START PROVIDED MATERIAL
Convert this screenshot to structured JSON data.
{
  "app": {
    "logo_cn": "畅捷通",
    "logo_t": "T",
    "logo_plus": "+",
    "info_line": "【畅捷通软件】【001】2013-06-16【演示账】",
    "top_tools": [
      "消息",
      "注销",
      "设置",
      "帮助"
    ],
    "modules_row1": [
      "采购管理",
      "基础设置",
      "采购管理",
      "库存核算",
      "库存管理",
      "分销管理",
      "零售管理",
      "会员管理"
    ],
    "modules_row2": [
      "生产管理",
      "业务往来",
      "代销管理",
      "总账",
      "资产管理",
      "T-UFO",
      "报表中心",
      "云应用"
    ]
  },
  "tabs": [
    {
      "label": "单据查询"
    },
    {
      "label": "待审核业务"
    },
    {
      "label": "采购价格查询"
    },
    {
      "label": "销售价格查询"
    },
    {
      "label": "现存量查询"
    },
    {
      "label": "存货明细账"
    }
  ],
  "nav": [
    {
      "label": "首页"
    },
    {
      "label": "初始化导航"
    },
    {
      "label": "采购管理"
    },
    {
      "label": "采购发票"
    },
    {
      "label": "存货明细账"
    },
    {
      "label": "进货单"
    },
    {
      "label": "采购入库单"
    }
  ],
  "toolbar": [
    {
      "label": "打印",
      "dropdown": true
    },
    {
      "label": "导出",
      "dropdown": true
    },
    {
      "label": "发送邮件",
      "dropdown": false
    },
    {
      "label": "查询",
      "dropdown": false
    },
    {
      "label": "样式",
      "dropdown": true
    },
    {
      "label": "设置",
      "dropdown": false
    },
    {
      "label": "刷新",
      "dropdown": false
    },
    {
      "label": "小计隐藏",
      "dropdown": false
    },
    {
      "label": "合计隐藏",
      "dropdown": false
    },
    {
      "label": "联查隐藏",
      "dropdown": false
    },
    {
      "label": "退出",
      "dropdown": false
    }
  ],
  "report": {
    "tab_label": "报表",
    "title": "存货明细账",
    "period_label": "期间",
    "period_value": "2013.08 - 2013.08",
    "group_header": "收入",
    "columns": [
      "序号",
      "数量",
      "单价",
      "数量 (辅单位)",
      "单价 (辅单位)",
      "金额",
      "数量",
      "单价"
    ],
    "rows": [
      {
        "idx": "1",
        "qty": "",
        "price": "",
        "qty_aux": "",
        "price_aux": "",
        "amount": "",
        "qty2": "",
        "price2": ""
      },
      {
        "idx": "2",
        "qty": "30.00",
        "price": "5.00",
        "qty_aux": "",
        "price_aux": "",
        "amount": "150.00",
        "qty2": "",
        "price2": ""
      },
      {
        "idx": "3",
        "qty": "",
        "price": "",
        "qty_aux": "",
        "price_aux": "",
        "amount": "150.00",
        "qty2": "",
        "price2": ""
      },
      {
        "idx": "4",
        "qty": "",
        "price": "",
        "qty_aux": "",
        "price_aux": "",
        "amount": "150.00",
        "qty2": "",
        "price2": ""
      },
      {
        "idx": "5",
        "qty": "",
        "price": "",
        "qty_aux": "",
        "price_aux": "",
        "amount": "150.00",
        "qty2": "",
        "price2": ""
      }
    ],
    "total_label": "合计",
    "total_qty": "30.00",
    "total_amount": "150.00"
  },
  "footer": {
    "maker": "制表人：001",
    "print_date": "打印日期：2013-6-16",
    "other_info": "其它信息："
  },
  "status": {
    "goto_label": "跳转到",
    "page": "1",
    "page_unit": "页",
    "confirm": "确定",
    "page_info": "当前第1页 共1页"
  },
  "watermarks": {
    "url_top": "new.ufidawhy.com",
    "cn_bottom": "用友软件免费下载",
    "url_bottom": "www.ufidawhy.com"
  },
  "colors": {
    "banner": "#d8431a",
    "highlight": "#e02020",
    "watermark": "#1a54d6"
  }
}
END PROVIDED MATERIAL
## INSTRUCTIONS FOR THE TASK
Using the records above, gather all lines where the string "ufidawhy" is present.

## PROBLEM SOLUTION
    "url_top": "new.ufidawhy.com",
    "url_bottom": "www.ufidawhy.com"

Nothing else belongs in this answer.